Format

Send to

Choose Destination
BMC Anesthesiol. 2015 Nov 24;15:169. doi: 10.1186/s12871-015-0148-z.

Temporal trends in the systemic inflammatory response syndrome, sepsis, and medical coding of sepsis.

Author information

1
Division of Infectious Diseases, Department of Medicine, Washington University School of Medicine, 660 South Euclid Avenue, Campus Box 8051, St. Louis, MO, 63110, USA. bthomas@dom.wustl.edu.
2
Department of Medicine, John A. Burns School of Medicine, 651 Ilalo Street, Honolulu, 96813, HI, USA. bthomas@dom.wustl.edu.
3
Division of Infectious Diseases, Department of Medicine, Washington University School of Medicine, 660 South Euclid Avenue, Campus Box 8051, St. Louis, MO, 63110, USA. rjafarza@dom.wustl.edu.
4
Division of Infectious Diseases, Department of Medicine, Washington University School of Medicine, 660 South Euclid Avenue, Campus Box 8051, St. Louis, MO, 63110, USA. dwarren@dom.wustl.edu.
5
Center for Clinical Excellence, BJC HealthCare, 4901 Forest Park Avenue, St. Louis, 63108, MO, USA. asm2148@bjc.org.
6
Division of Infectious Diseases, Department of Medicine, Washington University School of Medicine, 660 South Euclid Avenue, Campus Box 8051, St. Louis, MO, 63110, USA. vfraser@dom.wustl.edu.
7
Division of Infectious Diseases, Department of Medicine, Washington University School of Medicine, 660 South Euclid Avenue, Campus Box 8051, St. Louis, MO, 63110, USA. jonas.marschall@insel.ch.
8
Department of Infectious Diseases, Bern University Hospital and University of Bern, Friedbühlstrasse 51, CH-3010, Bern, Switzerland. jonas.marschall@insel.ch.

Abstract

BACKGROUND:

Recent reports using administrative claims data suggest the incidence of community- and hospital-onset sepsis is increasing. Whether this reflects changing epidemiology, more effective diagnostic methods, or changes in physician documentation and medical coding practices is unclear.

METHODS:

We performed a temporal-trend study from 2008 to 2012 using administrative claims data and patient-level clinical data of adult patients admitted to Barnes-Jewish Hospital in St. Louis, Missouri. Temporal-trend and annual percent change were estimated using regression models with autoregressive integrated moving average errors.

RESULTS:

We analyzed 62,261 inpatient admissions during the 5-year study period. 'Any SIRS' (i.e., SIRS on a single calendar day during the hospitalization) and 'multi-day SIRS' (i.e., SIRS on 3 or more calendar days), which both use patient-level data, and medical coding for sepsis (i.e., ICD-9-CM discharge diagnosis codes 995.91, 995.92, or 785.52) were present in 35.3 %, 17.3 %, and 3.3 % of admissions, respectively.
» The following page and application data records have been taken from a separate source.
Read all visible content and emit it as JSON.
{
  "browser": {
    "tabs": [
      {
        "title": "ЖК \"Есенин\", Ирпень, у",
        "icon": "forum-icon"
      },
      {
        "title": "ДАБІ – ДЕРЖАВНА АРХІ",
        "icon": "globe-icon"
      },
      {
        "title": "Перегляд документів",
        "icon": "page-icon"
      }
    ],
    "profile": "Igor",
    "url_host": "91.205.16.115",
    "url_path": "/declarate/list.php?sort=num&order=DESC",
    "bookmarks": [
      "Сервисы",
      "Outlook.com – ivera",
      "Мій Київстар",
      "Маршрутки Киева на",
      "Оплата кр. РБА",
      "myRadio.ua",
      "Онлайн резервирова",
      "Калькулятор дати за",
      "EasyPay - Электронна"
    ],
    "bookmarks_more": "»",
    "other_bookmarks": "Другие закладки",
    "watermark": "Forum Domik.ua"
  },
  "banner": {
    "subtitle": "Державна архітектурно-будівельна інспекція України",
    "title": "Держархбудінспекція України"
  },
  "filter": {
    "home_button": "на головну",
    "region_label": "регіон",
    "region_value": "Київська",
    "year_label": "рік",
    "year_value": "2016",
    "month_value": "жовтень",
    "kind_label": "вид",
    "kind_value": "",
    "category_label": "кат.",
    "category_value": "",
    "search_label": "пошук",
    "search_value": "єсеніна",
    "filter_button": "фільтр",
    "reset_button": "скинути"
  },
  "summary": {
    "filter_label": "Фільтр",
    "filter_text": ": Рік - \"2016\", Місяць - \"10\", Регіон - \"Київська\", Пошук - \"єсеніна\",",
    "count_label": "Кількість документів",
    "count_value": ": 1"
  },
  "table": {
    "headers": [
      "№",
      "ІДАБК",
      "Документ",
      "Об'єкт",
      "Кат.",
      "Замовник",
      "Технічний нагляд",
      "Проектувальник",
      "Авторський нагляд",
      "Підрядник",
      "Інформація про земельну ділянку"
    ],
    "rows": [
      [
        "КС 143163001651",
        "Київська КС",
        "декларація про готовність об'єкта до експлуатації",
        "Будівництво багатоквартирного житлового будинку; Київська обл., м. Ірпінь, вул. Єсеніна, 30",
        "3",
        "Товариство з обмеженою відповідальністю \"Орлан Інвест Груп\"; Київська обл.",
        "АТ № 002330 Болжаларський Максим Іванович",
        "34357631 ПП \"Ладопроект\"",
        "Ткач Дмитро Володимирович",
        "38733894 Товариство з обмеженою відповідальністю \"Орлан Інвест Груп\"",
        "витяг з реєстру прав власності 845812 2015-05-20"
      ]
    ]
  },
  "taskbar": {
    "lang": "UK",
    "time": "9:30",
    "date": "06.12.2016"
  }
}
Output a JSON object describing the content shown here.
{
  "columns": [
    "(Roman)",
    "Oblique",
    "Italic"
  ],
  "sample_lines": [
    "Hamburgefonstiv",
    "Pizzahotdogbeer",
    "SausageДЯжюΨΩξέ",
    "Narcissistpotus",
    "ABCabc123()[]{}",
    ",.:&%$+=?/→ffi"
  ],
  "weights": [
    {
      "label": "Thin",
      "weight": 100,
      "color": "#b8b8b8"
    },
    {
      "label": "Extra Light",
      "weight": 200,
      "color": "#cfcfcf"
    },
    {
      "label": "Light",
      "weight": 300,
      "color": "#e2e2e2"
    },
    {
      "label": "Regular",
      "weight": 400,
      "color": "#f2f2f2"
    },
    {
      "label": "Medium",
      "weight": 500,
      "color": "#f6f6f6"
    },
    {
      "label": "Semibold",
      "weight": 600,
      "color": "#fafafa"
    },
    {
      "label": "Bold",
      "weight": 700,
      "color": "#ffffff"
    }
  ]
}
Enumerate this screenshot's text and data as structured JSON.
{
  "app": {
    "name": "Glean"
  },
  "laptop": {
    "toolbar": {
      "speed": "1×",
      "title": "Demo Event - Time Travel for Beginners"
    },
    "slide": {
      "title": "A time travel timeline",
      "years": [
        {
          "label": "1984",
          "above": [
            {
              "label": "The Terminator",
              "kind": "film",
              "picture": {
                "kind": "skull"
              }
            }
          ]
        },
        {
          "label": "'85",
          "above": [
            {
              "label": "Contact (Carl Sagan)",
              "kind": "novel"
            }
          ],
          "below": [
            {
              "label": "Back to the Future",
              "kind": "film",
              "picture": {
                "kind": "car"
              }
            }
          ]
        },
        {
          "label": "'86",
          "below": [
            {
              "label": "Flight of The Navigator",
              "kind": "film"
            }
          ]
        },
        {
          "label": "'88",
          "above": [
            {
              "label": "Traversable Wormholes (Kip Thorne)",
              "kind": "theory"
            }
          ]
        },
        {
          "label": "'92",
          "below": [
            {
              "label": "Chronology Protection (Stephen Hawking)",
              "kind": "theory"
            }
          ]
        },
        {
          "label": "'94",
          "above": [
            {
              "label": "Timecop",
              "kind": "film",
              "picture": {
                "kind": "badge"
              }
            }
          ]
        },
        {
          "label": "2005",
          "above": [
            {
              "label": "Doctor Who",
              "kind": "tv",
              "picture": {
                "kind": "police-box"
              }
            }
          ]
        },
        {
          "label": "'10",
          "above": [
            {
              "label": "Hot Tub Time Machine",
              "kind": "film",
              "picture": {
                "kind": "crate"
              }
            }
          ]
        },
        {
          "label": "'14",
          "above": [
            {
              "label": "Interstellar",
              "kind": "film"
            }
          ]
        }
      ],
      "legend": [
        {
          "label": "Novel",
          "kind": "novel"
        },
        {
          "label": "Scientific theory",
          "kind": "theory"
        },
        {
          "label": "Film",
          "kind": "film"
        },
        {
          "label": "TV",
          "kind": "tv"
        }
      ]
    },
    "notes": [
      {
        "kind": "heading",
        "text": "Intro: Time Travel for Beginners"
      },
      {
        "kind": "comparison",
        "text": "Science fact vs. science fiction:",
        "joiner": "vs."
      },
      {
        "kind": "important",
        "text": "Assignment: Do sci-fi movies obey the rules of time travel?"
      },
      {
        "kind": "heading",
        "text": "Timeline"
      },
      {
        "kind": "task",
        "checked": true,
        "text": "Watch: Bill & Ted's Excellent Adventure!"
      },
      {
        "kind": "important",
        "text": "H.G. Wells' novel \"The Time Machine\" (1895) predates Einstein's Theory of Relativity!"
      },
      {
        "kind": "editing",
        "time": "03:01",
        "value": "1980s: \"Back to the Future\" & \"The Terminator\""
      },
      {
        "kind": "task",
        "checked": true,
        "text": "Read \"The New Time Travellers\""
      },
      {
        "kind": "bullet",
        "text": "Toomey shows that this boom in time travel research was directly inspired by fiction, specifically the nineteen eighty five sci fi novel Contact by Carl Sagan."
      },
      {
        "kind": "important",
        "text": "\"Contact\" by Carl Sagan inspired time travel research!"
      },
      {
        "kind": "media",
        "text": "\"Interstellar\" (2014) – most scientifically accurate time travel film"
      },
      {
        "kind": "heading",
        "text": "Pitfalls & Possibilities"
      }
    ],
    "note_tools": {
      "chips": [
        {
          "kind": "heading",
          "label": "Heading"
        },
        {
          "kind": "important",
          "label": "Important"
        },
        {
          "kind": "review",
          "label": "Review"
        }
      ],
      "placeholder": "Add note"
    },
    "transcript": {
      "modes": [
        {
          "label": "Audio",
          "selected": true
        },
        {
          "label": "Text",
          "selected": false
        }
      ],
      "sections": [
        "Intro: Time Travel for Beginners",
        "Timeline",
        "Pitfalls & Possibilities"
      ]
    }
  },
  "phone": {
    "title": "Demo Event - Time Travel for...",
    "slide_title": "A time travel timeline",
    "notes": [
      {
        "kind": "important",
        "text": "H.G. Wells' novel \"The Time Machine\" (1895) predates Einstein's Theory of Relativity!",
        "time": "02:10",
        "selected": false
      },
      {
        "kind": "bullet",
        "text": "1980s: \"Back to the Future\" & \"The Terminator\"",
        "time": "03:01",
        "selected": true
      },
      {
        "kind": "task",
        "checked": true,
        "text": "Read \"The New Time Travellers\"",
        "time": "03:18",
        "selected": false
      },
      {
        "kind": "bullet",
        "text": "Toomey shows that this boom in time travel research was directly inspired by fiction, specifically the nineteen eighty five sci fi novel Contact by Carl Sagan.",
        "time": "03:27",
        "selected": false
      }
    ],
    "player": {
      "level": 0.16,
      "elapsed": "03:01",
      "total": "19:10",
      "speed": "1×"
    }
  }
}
The incidence of admissions coded for sepsis increased 9.7 % (95 % CI: 6.1, 13.4) per year, while the patient data-defined events of 'any SIRS' decreased by 1.8 % (95 % CI: -3.2, -0.5) and 'multi-day SIRS' did not change significantly over the study period. Clinically-defined sepsis (defined as SIRS plus bacteremia) and severe sepsis (defined as SIRS plus hypotension and bacteremia) decreased at statistically significant rates of 5.7 % (95 % CI: -9.0, -2.4) and 8.6 % (95 % CI: -4.4, -12.6) annually. All-cause mortality, SIRS mortality, and SIRS and clinically-defined sepsis case fatality did not change significantly during the study period. Sepsis mortality, based on ICD-9-CM codes, however, increased by 8.8 % (95 % CI: 1.9, 16.2) annually.

CONCLUSIONS:

The incidence of sepsis, defined by ICD-9-CM codes, and sepsis mortality increased steadily without a concomitant increase in SIRS or clinically-defined sepsis. Our results highlight the need to develop strategies to integrate clinical patient-level data with administrative data to draw more accurate conclusions about the epidemiology of sepsis.

PMID:
26597871
PMCID:
PMC4657245
DOI:
10.1186/s12871-015-0148-z
[Indexed for MEDLINE]
Free PMC Article

Supplemental Content

Full text links

Icon for BioMed Central Icon for PubMed Central
Loading ...
Support Center